The second Tuesday of every month starting May 12 the Flagler Health Department will make all vaccines for all ages available free to accommodate parents who can’t take advantage of the department’s morning immunization schedules.
New York has eliminated religious exemptions by law. Florida is a religious-exemption state, as well as a medical-exemption state. and Flagler County in 2017 had the second-highest proportion of kindergarten students in the state with an exemption, most of them for religious reasons.
Opposition to the Flagler Health Department’s proposal to offer the HPV vaccine in schools is driven by three board members echoing the rhetoric of vaccine denialism though various irrational pretexts.
Flagler Health Department Administrator Robert Snyder in a live show on WNZF today accused School Board member Maria Barbosa of being “anti-science” and “anti-vaccines,” in a discussion on making the HPV vaccine available to students in schools.

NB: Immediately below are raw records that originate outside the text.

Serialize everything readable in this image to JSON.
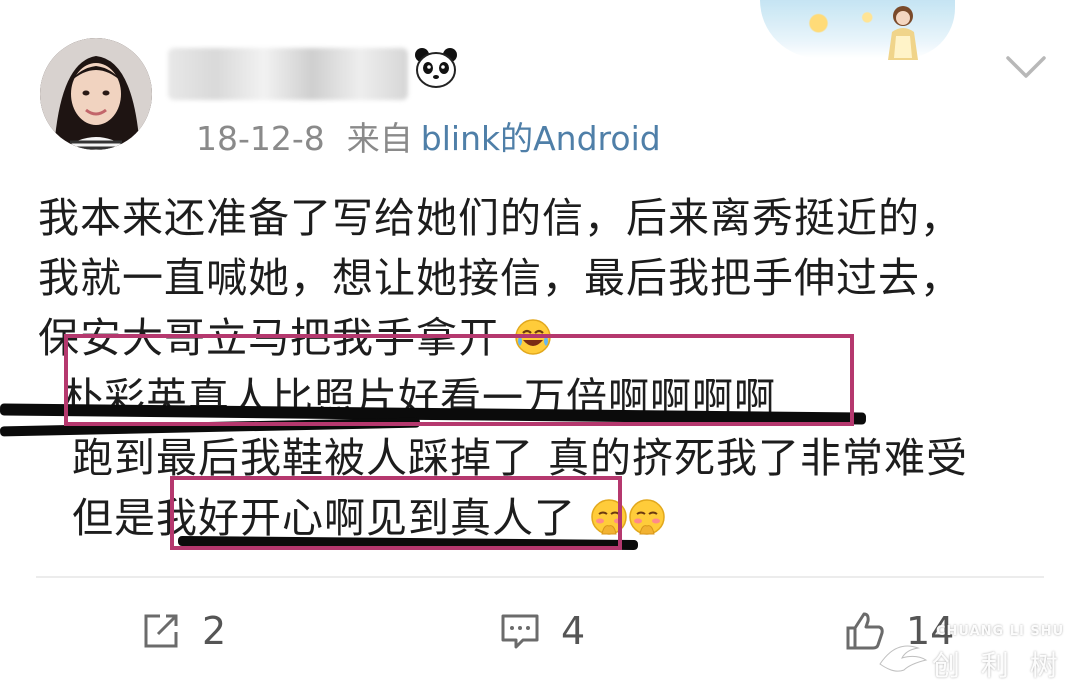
{
  "header": {
    "date": "18-12-8",
    "source_label": "来自",
    "source_name": "blink的Android"
  },
  "post": {
    "lines": [
      "我本来还准备了写给她们的信，后来离秀挺近的，",
      "我就一直喊她，想让她接信，最后我把手伸过去，",
      "保安大哥立马把我手拿开",
      "朴彩英真人比照片好看一万倍啊啊啊啊",
      "跑到最后我鞋被人踩掉了 真的挤死我了非常难受",
      "但是我好开心啊见到真人了"
    ]
  },
  "actions": {
    "repost_count": "2",
    "comment_count": "4",
    "like_count": "14"
  },
  "watermark": {
    "title": "CHUANG LI SHU",
    "subtitle": "创 利 树"
  },
  "icons": {
    "avatar": "avatar",
    "name_badge": "panda-icon",
    "menu": "chevron-down-icon",
    "repost": "share-icon",
    "comment": "comment-icon",
    "like": "thumbs-up-icon",
    "emoji_cry": "crying-laughing-emoji-icon",
    "emoji_shy": "shy-emoji-icon"
  },
  "colors": {
    "highlight_box": "#b5386e",
    "source_link": "#4f7fa8",
    "meta_text": "#8a8a8a"
  }
}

The complete Centers for Disease Control’s Vaccine Information Statement regarding the HPV vaccine to prevent infection with human papillomavirus.
Vaccines for polio, measles, HPV, HepB, Varicella, Tdap and more are all available free and daily before the school year at the Flagler Health Department. Vaccines help develop immunity to many serious infectious diseases.

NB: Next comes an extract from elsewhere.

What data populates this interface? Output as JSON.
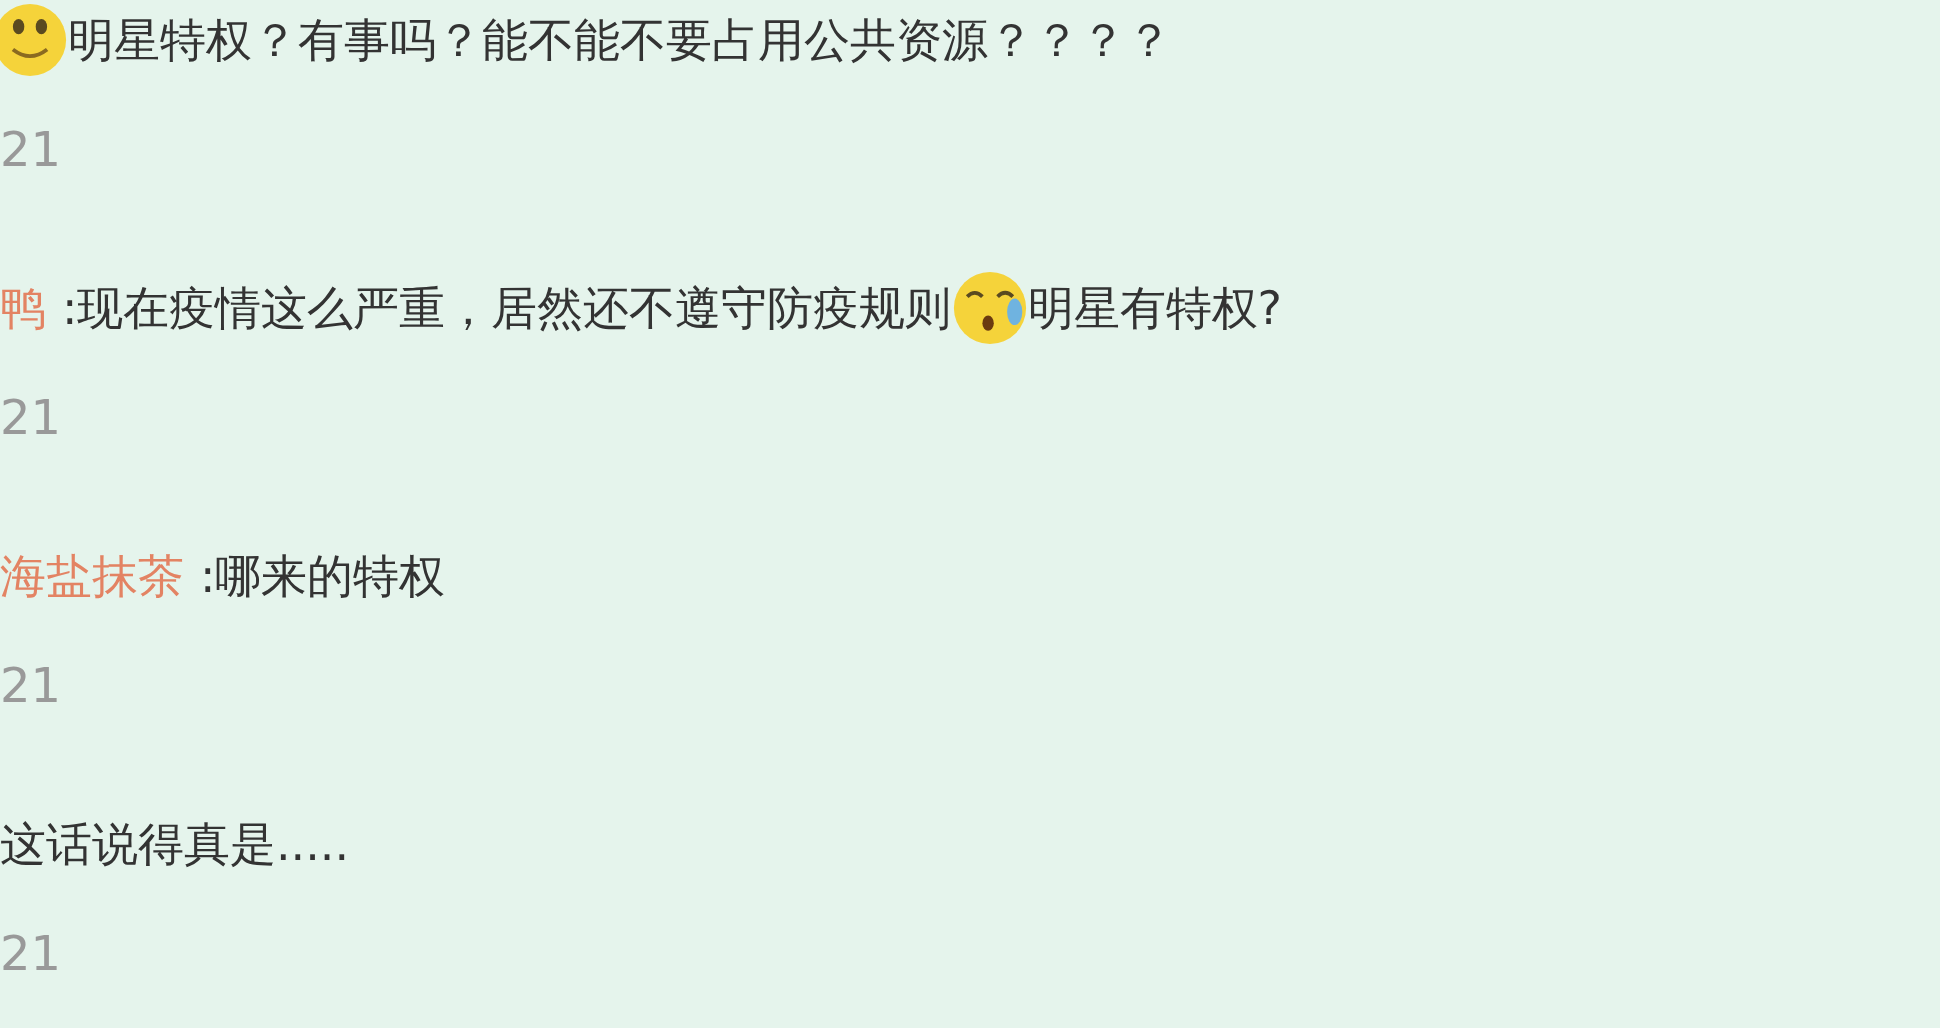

The HPV vaccine immunizes against the sexually transmitted disease and prevents nine cancers, and local immunization is very low, but two Flagler school board members are not eager to see it offered to 13 to 17 year olds.
Though the measles outbreak–worst since 1994–hasn’t reached Flagler, it is highlighting a serious vulnerability in the county, where 6 percent of kindergarteners last year had a religious exemption from vaccines.
The vaccine, commonly referred to as Tdap, provides protection against tetanus (lockjaw), diphtheria, and pertussis (whooping cough). Florida Law requires that students entering seventh through twelfth grades receive this vaccine, unless the parents file a valid exemption.
Politics and irrational fears rooted in anti-government sentiment dictate the response to polio vaccination programs in several countries dominated by Islamic insurgencies.